# About this exercise
Each line in the entries below that holds the word "screenshot" belongs in the answer.

# Supplied records
+-------+
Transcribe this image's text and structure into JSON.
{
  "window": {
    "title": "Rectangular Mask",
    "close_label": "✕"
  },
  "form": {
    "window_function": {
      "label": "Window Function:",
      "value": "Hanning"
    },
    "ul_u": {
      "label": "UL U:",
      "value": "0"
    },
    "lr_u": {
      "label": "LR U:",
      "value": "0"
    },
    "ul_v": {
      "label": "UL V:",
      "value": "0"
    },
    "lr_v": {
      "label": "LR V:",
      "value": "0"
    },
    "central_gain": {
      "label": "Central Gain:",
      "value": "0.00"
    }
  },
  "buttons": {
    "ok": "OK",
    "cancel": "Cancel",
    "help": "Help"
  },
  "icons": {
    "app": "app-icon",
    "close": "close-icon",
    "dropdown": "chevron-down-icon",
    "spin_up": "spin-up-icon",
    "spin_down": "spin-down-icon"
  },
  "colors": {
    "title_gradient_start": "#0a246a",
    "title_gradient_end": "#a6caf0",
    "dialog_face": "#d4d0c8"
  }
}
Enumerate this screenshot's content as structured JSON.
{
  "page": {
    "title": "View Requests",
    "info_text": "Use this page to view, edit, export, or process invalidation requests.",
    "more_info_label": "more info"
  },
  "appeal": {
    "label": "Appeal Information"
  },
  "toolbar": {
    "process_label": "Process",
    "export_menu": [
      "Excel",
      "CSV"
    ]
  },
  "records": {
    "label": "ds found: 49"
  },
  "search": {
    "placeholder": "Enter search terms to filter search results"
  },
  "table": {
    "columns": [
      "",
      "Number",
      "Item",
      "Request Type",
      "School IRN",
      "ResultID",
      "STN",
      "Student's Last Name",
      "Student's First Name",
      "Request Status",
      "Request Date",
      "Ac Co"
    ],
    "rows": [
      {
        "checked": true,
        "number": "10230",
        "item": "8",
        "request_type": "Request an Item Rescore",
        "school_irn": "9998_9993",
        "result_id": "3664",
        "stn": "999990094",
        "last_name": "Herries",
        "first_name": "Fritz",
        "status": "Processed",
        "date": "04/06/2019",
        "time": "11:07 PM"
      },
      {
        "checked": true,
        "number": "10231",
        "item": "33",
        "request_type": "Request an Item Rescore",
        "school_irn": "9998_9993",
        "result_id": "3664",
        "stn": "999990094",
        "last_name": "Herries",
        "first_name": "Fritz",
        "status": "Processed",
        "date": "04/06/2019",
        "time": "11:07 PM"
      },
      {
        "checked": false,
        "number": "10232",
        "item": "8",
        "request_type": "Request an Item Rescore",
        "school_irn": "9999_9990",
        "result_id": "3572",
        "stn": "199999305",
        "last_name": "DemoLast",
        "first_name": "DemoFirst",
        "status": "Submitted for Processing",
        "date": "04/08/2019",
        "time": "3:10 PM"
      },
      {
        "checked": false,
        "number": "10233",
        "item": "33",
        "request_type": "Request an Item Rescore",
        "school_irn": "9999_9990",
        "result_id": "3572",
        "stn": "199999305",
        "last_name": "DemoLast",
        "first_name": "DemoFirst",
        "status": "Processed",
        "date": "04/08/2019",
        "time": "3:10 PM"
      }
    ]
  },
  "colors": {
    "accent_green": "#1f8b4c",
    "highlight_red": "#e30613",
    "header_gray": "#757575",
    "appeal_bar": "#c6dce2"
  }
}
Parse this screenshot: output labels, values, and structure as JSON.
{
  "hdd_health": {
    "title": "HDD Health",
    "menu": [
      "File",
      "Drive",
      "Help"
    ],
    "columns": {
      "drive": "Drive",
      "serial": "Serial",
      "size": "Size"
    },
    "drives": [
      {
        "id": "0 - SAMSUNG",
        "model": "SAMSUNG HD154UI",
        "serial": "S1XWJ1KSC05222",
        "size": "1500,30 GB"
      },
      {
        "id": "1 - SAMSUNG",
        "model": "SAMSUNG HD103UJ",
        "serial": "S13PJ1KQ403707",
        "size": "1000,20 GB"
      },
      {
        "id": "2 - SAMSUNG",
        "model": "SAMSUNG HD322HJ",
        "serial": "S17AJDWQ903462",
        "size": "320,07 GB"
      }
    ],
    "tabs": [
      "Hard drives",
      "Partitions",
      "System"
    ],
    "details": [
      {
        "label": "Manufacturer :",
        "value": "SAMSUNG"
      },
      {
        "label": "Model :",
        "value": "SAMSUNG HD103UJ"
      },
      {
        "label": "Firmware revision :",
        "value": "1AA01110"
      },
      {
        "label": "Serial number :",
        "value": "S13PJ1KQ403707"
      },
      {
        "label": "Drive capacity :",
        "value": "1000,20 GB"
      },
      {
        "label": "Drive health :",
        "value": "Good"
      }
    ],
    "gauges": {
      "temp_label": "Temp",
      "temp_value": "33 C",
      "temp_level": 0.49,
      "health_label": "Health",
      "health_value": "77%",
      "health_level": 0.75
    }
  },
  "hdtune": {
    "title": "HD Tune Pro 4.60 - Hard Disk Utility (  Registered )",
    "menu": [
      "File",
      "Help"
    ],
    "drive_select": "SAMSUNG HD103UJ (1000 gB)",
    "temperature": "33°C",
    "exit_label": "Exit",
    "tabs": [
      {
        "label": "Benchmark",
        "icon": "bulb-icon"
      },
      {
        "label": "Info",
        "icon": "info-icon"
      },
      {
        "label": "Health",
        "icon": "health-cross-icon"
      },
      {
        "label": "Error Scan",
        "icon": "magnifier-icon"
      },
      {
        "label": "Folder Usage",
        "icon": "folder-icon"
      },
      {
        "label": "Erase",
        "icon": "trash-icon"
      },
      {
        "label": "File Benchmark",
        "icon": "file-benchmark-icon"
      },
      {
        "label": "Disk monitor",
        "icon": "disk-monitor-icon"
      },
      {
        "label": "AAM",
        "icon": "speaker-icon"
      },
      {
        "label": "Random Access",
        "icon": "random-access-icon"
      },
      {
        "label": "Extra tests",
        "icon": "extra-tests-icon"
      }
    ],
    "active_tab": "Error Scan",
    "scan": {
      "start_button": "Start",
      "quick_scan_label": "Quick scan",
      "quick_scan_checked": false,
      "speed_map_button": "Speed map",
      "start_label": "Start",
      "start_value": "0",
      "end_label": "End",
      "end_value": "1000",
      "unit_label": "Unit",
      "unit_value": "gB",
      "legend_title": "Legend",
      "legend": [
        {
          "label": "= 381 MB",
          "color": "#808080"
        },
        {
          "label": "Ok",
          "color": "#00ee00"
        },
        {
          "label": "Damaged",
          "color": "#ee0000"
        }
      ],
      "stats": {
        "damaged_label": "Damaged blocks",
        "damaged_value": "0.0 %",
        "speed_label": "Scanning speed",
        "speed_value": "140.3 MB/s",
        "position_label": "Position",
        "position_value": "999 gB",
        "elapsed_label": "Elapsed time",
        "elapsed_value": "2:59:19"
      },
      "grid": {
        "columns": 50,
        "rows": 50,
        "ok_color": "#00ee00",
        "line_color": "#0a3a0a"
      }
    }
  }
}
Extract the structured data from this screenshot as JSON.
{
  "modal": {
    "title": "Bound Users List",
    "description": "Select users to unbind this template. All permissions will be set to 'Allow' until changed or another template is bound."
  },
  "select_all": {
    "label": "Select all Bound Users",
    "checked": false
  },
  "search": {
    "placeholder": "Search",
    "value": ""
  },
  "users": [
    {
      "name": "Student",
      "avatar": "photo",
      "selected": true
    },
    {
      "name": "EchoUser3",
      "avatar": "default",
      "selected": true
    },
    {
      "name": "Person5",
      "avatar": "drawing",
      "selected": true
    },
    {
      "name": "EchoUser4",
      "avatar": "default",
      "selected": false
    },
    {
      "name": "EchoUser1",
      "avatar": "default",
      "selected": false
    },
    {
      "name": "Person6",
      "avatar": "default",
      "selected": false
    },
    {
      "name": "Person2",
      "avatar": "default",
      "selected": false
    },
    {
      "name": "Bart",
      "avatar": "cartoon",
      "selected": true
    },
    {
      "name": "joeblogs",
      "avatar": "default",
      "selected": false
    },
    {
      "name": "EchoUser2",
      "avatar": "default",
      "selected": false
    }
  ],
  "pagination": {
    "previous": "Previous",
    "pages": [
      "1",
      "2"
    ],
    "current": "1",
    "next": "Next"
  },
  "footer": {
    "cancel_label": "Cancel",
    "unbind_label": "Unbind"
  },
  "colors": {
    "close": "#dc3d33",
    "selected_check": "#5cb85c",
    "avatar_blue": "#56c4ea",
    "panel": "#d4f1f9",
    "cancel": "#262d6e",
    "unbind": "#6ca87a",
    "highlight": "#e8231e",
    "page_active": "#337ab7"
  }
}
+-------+
# Written answer
Enumerate this screenshot's content as structured JSON.
Parse this screenshot: output labels, values, and structure as JSON.
Extract the structured data from this screenshot as JSON.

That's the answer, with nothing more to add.